... The Shan States were the princely states that ruled large areas of today's Burma (Myanmar), Yunnan Province in China, Laos and Thailand from the late 13th century until mid-20th century ... The term "Shan States" was first used during the British colonial period as a geopolitical designation for certain areas of Burma (officially, the Federated Shan States, consisted of today's Shan State ... In some cases, the Siamese Shan States was used to refer to Lan Na (northern Thailand) and Chinese Shan States to the Shan regions in southern Yunnan such as Xishuangbanna ...
Subdivisions Of Burma - History - British Colonisation
... Burma, whose capital was Mandalay with six divisions (Meiktila, Minbu, Sagaing, North Federated Shan States and South Federated Shan States) ... In 10 October 1922, the Karenni States of Bawlake, Kantarawaddy, and Kyebogyi became a part of the Federated Shan States ...

Famous quotes containing the words states, federated and/or shan:

    Action from principle, the perception and the performance of right, changes things and relations; it is essentially revolutionary, and does not consist wholly with anything which was. It not only divides States and churches, it divides families; ay, it divides the individual, separating the diabolical in him from the divine.
    Henry David Thoreau (1817–1862)

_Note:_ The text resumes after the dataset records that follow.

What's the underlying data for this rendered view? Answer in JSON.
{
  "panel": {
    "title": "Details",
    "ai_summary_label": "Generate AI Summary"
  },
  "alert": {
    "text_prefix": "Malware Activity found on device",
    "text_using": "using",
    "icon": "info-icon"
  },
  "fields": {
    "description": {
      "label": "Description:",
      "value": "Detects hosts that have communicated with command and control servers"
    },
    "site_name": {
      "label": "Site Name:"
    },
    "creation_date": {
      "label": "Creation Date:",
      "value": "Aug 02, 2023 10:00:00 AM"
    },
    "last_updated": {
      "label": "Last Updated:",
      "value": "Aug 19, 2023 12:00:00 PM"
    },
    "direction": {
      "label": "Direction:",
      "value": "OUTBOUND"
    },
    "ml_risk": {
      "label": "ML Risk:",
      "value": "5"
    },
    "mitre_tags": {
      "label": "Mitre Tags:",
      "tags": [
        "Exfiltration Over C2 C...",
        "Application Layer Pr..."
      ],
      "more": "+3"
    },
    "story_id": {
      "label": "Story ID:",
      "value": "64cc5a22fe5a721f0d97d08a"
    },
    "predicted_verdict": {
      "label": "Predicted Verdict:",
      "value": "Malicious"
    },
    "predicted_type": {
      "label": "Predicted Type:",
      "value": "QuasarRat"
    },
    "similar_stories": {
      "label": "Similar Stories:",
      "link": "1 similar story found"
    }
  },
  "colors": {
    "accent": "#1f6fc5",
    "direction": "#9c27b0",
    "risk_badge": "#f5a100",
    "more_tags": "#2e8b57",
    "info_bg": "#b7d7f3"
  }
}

    The Federated Republic of Europe—the United States of Europe—that is what must be. National autonomy no longer suffices. Economic evolution demands the abolition of national frontiers. If Europe is to remain split into national groups, then Imperialism will recommence its work. Only a Federated Republic of Europe can give peace to the world.
    Leon Trotsky (1879–1940)

    In all our efforts to provide “advantages” we have actually produced the busiest, most competitive, highly pressured and over-organized generation of youngsters in our history—and possibly the unhappiest. We seem hell-bent on eliminating much of childhood.
    —Eda Le Shan (b. 1922)